During the final weeks of the mid-term election campaign, you will hear Democrats say, “The tax cuts were only for the rich–they didn’t help anyone else.” A misinformed friend of mine posted that on Facebook recently. So let’s look at the facts.
The Conservative Treehouse posted an article yesterday about the impact of the Trump Tax Cuts on average Americans.
The article quotes a Business Insider article that reports the following:
- Walgreens Boots Alliance announced that it will make investments around $150 million to boost mainly its in-store wages in fiscal 2019 in the light of favorable tax reforms.
- Walgreens CFO said Thursday that the increase in store wages was “in light of the favorable tax reforms in the US.”
…The pharmacy-chain owner Walgreens Boots Alliance announced Thursday that it will make investments of about $150 million to boost mainly its in-store wages in fiscal 2019 in wake of President Donald Trump’s tax reforms.
The announcement marks a 50% increase in company’s investment towards wages which was announced in March. At the time, Walgreens said it would invest around $100 million per annum to increase wages beginning later this calendar year.
“We will be making select incremental investments of around $150 million in fiscal 2019, mainly in store wages, but also to fuel our new community health care initiatives, and you can view these in light of the favorable tax reforms in the US,” Walgreens CFO James Kehoe said Thursday, on the company’s fourth-quarter earnings call.
The article at Business Insider explains how the tax cuts have impacted the average worker:
In December 2017, the Trump administration slashed the federal corporate tax rate from 35% to 21% and allowed a one-time repatriation of overseas cash. The bill also allows companies to bring overseas profits back home to invest in domestic projects or repurchase of shares.
Kehoe said the investments will result in a headwind of approximately $0.12 a share, or two percentage points of earnings-per-share growth for the coming fiscal year.
US retailers are scrambling to keep workers as they look for opportunities with higher pay and attractive benefits. The US unemployment rate fell to a 48-year low of 3.7% in September. According to the Bureau of Labour statistics, there were 757,000 retail-job openings across the United States in July, which is about 100,000 more than a year ago.
The surge in the number of retail jobs has allowed workers the opportunity to move around within the industry. As a result, companies are raising wages to try and retain workers. Earlier this month, Amazon hiked its minimum wage to $15 per hour, effective November 1. That followed wage hikes from places like Target and Costco.
That is significant.
The Conservative Treehouse concludes:

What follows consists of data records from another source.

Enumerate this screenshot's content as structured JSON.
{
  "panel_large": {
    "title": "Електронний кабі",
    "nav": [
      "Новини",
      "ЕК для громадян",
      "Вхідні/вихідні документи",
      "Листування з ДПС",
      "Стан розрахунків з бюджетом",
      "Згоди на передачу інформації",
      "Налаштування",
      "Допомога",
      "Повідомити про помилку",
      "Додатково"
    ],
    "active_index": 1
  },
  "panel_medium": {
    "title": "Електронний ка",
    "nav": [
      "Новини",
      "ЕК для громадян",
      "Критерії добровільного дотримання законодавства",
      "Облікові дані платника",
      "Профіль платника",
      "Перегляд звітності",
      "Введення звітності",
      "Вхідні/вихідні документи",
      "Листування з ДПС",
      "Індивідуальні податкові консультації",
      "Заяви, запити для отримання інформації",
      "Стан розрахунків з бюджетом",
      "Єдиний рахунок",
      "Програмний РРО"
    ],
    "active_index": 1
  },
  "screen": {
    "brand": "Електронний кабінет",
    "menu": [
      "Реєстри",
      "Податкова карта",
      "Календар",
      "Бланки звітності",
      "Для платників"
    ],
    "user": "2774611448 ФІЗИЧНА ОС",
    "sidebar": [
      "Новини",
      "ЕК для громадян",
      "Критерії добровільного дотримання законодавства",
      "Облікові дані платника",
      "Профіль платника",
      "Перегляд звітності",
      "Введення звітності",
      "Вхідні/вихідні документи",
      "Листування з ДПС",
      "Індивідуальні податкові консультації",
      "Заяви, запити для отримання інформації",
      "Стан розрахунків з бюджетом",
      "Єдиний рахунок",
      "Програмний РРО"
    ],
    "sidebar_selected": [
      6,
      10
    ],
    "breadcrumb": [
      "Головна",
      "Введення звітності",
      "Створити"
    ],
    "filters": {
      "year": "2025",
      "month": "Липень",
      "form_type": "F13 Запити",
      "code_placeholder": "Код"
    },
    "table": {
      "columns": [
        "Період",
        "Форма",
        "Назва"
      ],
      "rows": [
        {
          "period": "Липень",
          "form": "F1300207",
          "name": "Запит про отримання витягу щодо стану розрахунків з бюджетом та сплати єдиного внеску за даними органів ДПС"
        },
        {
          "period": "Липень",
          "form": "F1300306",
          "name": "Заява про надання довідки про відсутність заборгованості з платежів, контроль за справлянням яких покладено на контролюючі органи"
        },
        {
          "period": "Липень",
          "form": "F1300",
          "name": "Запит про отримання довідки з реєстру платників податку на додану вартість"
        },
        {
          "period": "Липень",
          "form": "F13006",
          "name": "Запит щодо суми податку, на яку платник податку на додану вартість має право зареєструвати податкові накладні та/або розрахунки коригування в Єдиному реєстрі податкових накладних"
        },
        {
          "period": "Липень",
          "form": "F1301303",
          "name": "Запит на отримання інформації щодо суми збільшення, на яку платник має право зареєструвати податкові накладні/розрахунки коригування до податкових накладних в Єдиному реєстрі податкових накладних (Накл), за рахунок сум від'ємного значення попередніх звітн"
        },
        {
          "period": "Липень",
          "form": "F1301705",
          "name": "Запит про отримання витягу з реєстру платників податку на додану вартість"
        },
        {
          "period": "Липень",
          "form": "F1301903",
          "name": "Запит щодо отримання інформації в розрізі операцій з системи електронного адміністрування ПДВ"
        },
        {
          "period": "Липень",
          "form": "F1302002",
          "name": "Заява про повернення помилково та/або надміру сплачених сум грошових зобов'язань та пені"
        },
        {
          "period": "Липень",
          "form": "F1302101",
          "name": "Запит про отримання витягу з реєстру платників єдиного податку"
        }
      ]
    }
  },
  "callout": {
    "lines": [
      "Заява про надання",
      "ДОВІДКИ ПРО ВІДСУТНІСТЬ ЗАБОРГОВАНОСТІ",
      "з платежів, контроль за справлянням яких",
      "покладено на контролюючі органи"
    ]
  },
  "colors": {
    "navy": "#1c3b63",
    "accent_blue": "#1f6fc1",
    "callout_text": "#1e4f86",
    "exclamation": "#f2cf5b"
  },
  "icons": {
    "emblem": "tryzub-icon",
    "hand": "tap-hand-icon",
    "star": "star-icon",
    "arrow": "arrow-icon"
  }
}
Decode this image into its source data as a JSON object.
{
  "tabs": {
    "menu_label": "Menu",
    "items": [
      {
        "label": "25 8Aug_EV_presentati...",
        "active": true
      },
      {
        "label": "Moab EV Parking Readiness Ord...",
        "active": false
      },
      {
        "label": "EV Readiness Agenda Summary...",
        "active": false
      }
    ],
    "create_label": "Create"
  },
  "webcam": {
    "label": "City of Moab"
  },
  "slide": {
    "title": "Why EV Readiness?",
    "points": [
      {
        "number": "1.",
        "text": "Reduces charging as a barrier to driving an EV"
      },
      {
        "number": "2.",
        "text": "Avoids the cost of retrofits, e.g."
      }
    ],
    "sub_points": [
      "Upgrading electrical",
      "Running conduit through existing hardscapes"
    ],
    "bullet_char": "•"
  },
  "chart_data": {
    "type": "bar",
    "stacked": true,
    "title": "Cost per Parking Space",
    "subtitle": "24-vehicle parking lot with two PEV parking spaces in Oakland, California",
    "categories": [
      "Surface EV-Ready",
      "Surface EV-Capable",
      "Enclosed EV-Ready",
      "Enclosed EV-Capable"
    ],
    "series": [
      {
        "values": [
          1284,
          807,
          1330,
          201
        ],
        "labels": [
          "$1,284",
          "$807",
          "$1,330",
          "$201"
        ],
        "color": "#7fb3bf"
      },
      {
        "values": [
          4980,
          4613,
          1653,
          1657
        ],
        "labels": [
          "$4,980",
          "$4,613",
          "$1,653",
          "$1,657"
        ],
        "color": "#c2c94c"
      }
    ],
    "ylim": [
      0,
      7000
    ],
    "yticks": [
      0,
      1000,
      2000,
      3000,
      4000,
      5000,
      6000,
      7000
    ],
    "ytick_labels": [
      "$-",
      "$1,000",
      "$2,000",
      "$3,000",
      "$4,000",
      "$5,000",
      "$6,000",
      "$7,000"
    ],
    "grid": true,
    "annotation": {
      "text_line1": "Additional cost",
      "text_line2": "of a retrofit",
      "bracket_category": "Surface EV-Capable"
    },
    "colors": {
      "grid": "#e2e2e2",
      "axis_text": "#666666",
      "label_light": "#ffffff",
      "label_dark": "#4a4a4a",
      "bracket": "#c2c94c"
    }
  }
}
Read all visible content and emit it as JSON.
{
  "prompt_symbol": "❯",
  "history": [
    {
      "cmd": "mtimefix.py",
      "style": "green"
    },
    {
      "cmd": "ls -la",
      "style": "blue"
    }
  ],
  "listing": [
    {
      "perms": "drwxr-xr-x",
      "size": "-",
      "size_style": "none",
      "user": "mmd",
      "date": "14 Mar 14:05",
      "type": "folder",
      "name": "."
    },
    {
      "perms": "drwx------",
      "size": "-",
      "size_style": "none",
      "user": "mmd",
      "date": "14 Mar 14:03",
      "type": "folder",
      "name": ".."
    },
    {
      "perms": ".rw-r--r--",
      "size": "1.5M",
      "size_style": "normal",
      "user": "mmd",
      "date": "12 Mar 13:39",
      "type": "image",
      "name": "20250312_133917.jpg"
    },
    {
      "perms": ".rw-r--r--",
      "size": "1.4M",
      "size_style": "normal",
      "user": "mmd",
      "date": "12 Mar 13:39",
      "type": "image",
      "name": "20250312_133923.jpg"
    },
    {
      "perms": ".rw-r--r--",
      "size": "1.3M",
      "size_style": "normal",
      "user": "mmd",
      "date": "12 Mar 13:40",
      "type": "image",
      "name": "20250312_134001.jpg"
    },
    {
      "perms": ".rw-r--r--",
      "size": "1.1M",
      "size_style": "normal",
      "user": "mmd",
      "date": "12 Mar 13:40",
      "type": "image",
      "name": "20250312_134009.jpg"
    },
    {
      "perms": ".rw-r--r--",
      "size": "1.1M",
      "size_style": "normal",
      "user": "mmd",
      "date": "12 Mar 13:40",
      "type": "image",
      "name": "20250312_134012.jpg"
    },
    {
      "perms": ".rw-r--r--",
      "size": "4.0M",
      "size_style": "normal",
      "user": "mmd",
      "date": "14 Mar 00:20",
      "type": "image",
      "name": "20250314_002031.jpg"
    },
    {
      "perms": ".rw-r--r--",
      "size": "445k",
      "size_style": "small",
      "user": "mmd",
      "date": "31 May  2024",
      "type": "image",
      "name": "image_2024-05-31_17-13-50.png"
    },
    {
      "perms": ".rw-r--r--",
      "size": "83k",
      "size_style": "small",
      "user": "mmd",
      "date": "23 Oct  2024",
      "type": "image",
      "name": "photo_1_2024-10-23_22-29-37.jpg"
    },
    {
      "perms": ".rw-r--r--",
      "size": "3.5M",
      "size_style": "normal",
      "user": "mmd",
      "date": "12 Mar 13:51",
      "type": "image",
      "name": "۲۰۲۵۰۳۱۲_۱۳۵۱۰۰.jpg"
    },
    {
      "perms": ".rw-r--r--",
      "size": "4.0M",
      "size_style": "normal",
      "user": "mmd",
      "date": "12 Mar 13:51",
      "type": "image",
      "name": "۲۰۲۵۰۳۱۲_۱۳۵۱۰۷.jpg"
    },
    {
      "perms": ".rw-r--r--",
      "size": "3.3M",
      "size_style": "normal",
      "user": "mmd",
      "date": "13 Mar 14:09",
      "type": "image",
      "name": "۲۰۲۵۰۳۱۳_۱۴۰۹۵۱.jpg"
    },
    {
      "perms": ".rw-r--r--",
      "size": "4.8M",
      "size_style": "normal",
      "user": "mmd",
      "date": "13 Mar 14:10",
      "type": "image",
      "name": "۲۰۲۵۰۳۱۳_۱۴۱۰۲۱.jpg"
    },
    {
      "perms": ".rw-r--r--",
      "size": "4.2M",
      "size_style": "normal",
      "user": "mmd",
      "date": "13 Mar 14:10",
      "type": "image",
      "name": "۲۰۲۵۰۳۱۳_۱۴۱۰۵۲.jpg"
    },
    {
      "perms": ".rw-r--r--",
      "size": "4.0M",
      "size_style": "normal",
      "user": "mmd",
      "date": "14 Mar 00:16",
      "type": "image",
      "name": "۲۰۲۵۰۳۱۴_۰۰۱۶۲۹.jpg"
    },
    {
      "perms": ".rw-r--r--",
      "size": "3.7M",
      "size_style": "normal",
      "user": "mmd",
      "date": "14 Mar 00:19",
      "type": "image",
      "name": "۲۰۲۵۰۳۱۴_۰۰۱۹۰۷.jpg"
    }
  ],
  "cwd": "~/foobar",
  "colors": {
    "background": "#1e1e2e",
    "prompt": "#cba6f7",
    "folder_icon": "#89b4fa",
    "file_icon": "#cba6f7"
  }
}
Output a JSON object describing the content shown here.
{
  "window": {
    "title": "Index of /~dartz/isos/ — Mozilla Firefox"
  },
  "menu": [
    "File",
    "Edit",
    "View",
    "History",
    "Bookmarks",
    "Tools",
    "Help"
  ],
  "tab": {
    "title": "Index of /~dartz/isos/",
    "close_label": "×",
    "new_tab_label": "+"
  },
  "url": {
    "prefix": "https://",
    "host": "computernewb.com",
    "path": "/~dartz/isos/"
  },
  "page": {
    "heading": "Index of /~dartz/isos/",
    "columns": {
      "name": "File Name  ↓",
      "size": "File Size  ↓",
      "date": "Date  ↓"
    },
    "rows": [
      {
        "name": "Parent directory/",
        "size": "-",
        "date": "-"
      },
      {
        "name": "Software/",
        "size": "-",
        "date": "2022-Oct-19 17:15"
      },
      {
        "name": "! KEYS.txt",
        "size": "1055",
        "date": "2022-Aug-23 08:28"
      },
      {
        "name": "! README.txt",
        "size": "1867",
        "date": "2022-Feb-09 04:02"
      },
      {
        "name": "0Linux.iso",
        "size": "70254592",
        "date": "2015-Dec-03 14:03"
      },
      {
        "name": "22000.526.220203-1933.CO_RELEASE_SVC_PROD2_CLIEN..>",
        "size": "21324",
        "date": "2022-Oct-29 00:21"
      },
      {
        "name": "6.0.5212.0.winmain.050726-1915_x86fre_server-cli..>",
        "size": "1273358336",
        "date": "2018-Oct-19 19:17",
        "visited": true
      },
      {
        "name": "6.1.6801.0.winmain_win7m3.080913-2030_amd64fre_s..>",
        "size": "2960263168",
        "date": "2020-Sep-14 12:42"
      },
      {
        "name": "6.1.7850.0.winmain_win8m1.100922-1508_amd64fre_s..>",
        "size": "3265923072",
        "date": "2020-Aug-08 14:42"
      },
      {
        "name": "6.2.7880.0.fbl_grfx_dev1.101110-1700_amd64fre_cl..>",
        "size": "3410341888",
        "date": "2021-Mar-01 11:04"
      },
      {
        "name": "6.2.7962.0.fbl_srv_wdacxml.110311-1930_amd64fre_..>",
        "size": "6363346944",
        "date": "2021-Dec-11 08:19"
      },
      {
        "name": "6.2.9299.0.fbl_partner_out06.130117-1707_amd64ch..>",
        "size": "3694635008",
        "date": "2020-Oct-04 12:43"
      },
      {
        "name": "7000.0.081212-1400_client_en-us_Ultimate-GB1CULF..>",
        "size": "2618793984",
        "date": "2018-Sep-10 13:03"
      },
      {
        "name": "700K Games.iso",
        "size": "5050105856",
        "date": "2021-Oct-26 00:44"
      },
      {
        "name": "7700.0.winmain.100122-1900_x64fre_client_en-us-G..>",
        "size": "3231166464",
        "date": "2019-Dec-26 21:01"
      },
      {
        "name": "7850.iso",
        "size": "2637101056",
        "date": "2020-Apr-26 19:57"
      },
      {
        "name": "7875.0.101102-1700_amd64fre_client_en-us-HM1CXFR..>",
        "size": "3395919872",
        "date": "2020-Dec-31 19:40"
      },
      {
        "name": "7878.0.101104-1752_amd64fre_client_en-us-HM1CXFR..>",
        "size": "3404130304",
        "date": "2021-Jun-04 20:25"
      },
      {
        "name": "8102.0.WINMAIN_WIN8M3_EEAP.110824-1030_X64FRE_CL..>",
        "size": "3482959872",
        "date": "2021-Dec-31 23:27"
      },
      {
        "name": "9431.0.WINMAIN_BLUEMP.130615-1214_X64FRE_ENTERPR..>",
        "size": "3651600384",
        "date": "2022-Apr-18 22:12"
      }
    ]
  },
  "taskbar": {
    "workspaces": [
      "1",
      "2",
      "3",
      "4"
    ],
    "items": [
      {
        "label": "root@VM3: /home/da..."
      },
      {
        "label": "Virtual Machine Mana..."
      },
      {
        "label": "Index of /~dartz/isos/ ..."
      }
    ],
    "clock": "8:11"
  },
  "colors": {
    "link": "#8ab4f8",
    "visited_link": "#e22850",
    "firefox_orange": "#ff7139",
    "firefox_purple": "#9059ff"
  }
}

Back in January 2017 Deutsche Bank began thinking about it, applying new models, trying to conceptualize and quantify MAGAnomics, and trying to walk out the potential ramifications. They began talking about Trump doubling the U.S. GDP growth rate when all U.S. investment groups couldn’t yet fathom the possibility.
It’s like waking up on Christmas morning every day to see the pontificating Fed struggling to quantify analysis of their surrounding reality based on flawed assumptions. They simply have no understanding of what happens within the new dimension.
Monetary policy, Fed control over the economy, is disconnected and will stay that way for approximately another 12-14 months, until Main Street regains full operational strength –and– economic parity is achieved.
As we have continued to share, CTH believes the paycheck-to-paycheck working middle-class are going to see a considerable rise in wages and standard of living. How high can wages rise?… that depends on the pressure; and right now the pressure is massive. I’m not going to dismiss the possibility we could see double digit increases in year-over-year wage growth in multiple economic sectors in several regions of the U.S.
Remember, as wages and benefits increase – millions of people are coming back into the labor market to take advantage of the income opportunities. The statistics on the invisible workforce varies, but there are millions of people taking on new jobs in this economy and the participation rate is growing.
Winnamins. We’ll need lots of them…